- Article: NY Times “Lessons in Constructive Solitude From Thoreau” (nytimes.com) Constructive Solitude as Thoreau referred to his time in a small cabin on Walden Pond became a time for reflection and creation. I wouldn’t call binge watching “Tiger King” a waste of time, but we should all weave in some self development in this time we are given.
“We must first succeed alone, that we may enjoy our success together.” -Henry David Thoreau
I have a thing for Tiny Houses. I’m currently on the hunt for my first home, albeit something less tiny, I set out to fully immerse myself in one of my potential new neighborhoods, The Cedars. The Cedars is an area in the midst of revitalization; just south of Downtown Dallas, The Cedars is transforming from dilapidated industrial buildings to modern homes and multi-unit housing all radiating from ground zero aka The Southside on Lamar.
Late Thursday night, I headed south past the lights of the Dallas Skyline to find Blue Steel. On Akard Street, tucked behind a small apartment building, surrounded by a once imposing barbed wire fence sits the converted shipping container.
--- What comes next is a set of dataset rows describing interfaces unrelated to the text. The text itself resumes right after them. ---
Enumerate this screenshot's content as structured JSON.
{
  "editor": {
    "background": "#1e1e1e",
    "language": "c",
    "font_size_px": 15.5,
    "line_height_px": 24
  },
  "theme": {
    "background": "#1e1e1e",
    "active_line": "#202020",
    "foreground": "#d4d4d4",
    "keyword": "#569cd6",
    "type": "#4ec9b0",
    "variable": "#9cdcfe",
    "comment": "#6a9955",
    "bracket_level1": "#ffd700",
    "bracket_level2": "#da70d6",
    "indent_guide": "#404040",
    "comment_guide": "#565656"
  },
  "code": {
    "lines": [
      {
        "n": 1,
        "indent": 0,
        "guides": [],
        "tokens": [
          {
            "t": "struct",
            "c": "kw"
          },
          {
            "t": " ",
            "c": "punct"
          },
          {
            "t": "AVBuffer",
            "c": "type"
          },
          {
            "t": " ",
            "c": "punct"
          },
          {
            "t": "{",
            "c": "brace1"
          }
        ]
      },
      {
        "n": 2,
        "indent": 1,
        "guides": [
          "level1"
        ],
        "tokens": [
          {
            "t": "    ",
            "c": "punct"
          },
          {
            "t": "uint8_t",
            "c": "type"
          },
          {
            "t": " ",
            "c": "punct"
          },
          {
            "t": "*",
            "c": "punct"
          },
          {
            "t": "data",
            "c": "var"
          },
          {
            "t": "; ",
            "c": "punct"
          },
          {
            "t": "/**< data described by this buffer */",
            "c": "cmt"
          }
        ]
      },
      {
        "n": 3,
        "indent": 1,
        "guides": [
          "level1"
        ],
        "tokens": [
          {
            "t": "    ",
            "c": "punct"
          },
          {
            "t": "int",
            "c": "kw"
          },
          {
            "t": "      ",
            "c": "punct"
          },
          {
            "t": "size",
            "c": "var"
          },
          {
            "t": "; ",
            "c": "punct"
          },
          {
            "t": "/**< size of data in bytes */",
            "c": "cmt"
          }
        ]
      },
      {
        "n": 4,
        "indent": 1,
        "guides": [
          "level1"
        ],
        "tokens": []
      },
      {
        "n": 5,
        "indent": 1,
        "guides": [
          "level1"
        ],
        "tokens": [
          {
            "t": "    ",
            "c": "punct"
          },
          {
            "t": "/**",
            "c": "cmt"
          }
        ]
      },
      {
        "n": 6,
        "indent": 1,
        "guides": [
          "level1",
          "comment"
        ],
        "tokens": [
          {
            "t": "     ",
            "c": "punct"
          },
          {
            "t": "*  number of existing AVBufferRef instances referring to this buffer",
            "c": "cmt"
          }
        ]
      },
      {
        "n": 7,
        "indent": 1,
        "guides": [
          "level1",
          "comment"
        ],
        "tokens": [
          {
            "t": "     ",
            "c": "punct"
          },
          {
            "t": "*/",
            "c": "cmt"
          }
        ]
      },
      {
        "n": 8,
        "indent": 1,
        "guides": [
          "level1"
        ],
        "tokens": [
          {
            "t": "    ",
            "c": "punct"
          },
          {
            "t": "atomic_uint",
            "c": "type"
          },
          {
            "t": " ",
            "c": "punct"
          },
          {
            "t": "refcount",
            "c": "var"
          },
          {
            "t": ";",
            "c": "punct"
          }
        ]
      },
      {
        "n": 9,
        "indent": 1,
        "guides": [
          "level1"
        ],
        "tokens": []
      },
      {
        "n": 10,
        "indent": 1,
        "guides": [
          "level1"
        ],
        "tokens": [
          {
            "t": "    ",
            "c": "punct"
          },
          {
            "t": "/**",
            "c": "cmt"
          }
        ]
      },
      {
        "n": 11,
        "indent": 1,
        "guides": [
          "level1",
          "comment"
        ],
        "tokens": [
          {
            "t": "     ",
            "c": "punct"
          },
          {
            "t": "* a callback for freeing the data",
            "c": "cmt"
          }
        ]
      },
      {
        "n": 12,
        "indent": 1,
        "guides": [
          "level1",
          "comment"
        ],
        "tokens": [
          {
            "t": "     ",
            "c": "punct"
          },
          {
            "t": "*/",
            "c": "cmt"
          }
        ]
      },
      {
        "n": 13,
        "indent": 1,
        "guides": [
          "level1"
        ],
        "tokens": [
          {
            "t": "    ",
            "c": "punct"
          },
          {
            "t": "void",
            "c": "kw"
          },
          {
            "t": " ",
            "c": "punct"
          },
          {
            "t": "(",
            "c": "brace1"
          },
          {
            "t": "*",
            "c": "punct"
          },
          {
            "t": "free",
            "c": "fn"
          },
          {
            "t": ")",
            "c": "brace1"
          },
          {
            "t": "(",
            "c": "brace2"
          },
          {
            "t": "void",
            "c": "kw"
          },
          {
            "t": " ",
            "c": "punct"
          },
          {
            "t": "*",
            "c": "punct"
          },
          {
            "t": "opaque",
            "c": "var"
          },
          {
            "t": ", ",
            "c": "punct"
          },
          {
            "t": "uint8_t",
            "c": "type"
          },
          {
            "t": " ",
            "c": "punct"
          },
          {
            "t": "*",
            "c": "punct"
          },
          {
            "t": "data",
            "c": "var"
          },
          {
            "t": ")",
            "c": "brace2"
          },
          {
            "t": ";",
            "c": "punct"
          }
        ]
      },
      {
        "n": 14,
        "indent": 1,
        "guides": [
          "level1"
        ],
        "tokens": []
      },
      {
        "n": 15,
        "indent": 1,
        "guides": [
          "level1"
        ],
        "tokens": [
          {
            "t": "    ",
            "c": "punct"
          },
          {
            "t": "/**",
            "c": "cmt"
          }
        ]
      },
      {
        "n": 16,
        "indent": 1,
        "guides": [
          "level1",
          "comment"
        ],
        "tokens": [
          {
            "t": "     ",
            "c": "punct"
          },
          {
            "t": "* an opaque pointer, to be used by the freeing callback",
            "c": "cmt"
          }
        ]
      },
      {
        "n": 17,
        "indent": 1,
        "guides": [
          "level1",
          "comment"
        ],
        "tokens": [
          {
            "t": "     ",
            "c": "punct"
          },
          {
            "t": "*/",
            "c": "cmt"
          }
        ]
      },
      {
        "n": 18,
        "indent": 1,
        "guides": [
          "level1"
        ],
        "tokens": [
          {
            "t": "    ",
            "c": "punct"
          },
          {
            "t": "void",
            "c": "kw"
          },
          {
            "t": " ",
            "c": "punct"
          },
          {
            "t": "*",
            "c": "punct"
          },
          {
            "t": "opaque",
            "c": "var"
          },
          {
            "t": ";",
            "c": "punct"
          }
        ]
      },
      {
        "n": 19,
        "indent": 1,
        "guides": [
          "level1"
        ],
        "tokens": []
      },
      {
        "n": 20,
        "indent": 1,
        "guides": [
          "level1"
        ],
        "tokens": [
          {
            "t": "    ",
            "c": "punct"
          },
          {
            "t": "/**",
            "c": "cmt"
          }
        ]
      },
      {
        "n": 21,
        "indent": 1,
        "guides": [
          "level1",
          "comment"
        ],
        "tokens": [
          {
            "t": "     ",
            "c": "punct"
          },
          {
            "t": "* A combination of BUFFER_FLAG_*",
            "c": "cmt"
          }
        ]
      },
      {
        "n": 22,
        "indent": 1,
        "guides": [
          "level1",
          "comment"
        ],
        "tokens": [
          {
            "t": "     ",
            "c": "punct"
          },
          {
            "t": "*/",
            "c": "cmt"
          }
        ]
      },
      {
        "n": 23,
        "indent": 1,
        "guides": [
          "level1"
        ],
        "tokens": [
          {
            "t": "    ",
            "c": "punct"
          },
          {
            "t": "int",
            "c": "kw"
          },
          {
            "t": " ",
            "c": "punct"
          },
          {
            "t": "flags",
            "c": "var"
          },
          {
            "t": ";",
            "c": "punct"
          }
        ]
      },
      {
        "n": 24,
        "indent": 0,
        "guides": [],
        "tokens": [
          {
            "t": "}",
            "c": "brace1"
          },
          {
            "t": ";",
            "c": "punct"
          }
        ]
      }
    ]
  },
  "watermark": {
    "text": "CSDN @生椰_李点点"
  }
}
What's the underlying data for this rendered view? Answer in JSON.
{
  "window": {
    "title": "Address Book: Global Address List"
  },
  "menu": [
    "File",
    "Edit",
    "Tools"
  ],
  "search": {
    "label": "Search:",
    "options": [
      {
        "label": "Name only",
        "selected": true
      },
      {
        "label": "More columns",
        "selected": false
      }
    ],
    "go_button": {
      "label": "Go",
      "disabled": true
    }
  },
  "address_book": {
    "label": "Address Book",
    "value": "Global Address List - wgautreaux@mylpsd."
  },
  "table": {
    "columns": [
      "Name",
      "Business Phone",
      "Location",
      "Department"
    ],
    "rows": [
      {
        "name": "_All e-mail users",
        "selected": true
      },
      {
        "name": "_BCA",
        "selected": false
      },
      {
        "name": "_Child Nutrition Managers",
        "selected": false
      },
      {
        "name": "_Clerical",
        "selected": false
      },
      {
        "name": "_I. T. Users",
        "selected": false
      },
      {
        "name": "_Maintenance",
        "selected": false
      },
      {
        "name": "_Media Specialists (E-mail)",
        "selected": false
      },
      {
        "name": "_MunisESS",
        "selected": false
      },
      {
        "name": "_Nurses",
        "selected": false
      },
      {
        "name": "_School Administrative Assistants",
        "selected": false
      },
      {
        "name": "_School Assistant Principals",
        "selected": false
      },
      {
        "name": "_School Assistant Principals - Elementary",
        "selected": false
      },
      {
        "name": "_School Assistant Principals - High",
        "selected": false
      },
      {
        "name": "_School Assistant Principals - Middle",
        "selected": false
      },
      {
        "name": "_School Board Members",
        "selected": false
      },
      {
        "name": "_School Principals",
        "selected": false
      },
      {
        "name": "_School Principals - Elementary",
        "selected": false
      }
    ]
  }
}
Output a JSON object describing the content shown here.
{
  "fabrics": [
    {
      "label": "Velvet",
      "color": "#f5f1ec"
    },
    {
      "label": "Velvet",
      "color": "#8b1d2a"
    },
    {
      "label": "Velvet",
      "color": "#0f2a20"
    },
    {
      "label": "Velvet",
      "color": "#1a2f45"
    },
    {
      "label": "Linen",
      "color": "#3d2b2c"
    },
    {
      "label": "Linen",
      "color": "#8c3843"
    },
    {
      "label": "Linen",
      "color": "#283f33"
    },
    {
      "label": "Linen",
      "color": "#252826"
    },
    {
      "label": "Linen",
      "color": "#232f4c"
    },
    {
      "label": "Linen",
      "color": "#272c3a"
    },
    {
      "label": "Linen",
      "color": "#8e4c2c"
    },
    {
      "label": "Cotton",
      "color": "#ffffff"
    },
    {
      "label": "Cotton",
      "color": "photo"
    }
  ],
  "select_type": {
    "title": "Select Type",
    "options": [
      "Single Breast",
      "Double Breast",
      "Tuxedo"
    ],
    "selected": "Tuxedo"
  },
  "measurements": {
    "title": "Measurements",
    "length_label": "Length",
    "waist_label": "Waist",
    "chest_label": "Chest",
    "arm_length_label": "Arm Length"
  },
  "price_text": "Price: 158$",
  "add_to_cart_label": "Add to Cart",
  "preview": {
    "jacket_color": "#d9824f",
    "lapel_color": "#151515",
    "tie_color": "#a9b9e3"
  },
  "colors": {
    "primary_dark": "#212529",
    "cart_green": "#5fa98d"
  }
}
The outside of Blue Steel matches its surroundings, doors and windows covered with metal bars it goes unnoticed among the construction sites of apartments and town homes scattered throughout The Cedars.
Once inside, I find a warm and expertly constructed tiny home. The wood and metal floors are all that remain to remind you that you are living inside of a shipping container. A stocked goody basket of ramen help complete this college flashback as I sit on the futon in the second bedroom/media room hovering over a bowl of chili ramen waiting for it to cool off enough to be devoured.
A concern with tiny house living is often the compromises that have to be made in the efforts to remain tiny and often mobile. Blue steel doesn’t have any of the RV type of equipment that is used in tiny homes, built with full residential fixtures and appliances and shelving made of threaded pipe help feed into the rustic industrial look of Blue Steel.
There certainly are some quirks, hot water while plentiful is accompanied with the roaring to life of the propane powered water heater attached to the back of the shipping container that sounds like a lawn mower’s first start after a long winter. The split heat pump sufficient for heat and cooling the home also produces some noise while running but to a lesser degree. Living inside of a shipping container is like living inside a tin can so the sounds of the city reverberate though the steel exterior and penetrate the minimal insulation and multicolored wood paneling throughout Blue Steel.
Everything said, I enjoyed staying in Blue Steel for a few days and would certainly do it again if I was looking to spend a weekend in The Cedars and go to a concert; it is a good way to avoid the parking nightmare that can be finding a parking spot near South Side.